# Material to process
▬▬▬▬▬▬

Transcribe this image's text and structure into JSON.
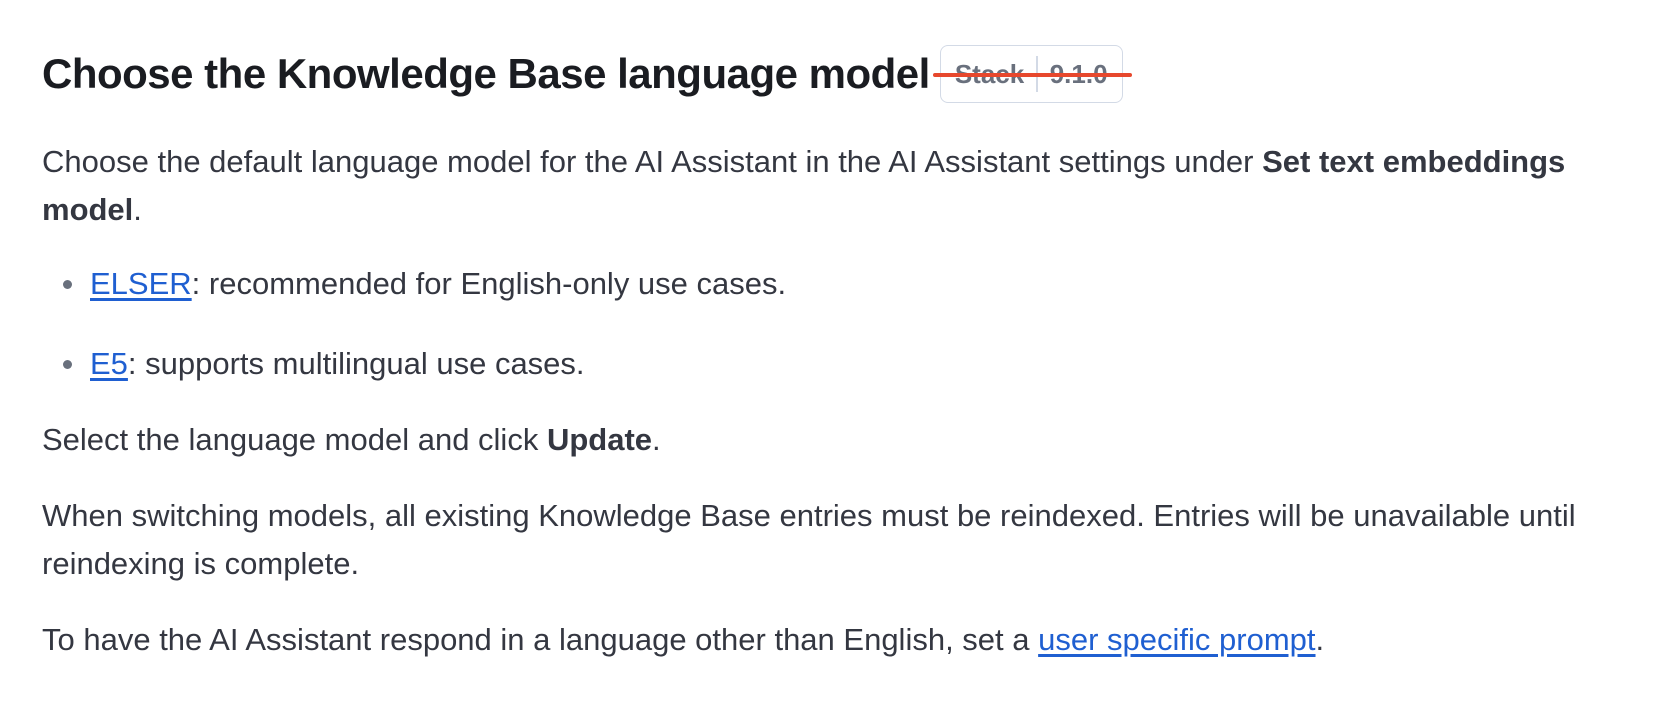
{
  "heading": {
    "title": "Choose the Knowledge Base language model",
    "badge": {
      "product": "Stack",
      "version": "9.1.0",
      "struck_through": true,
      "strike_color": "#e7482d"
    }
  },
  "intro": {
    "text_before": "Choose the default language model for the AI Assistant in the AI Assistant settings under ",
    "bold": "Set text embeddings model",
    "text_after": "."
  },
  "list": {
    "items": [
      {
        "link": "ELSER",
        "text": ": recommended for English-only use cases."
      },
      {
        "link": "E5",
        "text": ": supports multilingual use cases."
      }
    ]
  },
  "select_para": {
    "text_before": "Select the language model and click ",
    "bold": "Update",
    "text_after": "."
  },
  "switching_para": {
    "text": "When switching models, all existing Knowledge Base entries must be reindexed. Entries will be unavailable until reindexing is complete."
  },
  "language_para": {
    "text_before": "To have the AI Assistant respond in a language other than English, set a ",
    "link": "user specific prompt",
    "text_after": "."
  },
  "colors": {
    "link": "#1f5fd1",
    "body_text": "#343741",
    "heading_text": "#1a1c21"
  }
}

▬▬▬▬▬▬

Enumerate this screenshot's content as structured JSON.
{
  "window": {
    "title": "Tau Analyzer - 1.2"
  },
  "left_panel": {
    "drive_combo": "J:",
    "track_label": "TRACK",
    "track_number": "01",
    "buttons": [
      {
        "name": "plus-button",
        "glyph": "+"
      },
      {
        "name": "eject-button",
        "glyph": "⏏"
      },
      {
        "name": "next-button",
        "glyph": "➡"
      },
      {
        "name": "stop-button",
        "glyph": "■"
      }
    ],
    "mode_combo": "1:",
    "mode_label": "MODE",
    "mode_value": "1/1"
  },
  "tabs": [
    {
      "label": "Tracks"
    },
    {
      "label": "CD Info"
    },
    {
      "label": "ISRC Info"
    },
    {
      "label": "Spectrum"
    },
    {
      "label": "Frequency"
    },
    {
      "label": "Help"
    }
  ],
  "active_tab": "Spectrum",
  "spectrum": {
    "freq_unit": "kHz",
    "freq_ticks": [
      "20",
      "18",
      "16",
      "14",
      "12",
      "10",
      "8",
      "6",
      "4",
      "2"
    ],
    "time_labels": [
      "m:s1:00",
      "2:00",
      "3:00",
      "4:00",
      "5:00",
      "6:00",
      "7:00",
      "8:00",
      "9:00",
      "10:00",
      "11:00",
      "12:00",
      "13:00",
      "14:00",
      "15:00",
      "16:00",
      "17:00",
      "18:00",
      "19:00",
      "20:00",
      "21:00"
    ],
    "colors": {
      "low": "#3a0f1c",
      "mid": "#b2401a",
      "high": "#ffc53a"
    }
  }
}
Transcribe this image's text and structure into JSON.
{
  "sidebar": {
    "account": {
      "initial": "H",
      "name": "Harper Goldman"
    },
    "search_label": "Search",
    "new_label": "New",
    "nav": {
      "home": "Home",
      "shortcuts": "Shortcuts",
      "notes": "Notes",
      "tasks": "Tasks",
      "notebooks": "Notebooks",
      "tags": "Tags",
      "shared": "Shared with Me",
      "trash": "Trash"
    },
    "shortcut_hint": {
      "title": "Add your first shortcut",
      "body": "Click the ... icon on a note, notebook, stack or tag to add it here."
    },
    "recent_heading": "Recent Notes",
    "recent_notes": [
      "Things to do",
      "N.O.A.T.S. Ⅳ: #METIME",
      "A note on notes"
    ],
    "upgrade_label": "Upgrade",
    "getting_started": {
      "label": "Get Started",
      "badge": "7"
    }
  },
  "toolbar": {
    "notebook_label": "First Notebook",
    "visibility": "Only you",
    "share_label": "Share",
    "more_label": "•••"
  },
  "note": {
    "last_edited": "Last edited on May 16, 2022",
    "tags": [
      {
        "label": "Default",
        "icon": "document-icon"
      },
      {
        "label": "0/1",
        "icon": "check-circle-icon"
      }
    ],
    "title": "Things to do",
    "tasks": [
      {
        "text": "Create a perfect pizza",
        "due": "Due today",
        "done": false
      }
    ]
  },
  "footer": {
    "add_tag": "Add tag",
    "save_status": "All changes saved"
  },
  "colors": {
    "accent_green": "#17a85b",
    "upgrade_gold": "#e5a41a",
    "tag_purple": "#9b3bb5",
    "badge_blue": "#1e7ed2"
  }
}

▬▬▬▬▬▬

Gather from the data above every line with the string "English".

# Answer to the problem
        "text": ": recommended for English-only use cases."
    "text_before": "To have the AI Assistant respond in a language other than English, set a ",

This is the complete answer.